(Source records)
BEGIN

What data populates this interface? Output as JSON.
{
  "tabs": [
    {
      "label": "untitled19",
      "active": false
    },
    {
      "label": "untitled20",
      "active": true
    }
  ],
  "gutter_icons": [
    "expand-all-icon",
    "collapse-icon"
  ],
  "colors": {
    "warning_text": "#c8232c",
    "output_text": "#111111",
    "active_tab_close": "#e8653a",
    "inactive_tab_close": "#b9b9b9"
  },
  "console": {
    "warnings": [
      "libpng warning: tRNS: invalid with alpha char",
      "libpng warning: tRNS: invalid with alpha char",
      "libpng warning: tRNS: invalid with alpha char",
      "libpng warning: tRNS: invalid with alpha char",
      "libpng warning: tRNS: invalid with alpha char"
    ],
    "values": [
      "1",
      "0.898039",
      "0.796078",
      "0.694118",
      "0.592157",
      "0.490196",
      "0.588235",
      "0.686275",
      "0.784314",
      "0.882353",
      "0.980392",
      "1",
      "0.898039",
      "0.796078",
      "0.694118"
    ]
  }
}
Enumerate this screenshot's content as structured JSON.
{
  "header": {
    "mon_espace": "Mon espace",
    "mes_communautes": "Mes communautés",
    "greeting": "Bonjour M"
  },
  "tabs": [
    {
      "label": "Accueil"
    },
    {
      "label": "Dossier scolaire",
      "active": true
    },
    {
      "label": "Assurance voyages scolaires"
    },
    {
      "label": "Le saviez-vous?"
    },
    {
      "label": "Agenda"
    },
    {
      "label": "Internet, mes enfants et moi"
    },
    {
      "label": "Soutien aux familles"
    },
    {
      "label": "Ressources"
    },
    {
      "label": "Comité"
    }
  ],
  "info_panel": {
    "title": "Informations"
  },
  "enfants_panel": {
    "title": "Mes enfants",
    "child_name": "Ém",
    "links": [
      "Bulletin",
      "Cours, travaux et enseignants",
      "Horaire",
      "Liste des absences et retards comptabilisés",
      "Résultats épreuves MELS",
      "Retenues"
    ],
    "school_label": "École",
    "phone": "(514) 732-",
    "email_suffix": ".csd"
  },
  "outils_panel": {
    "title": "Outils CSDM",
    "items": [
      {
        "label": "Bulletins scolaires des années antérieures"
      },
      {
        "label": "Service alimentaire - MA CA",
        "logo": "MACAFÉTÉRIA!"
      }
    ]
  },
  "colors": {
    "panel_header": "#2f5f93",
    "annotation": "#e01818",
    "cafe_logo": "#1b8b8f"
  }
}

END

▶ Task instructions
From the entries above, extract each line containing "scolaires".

▶ Task solution
      "label": "Assurance voyages scolaires"
        "label": "Bulletins scolaires des années antérieures"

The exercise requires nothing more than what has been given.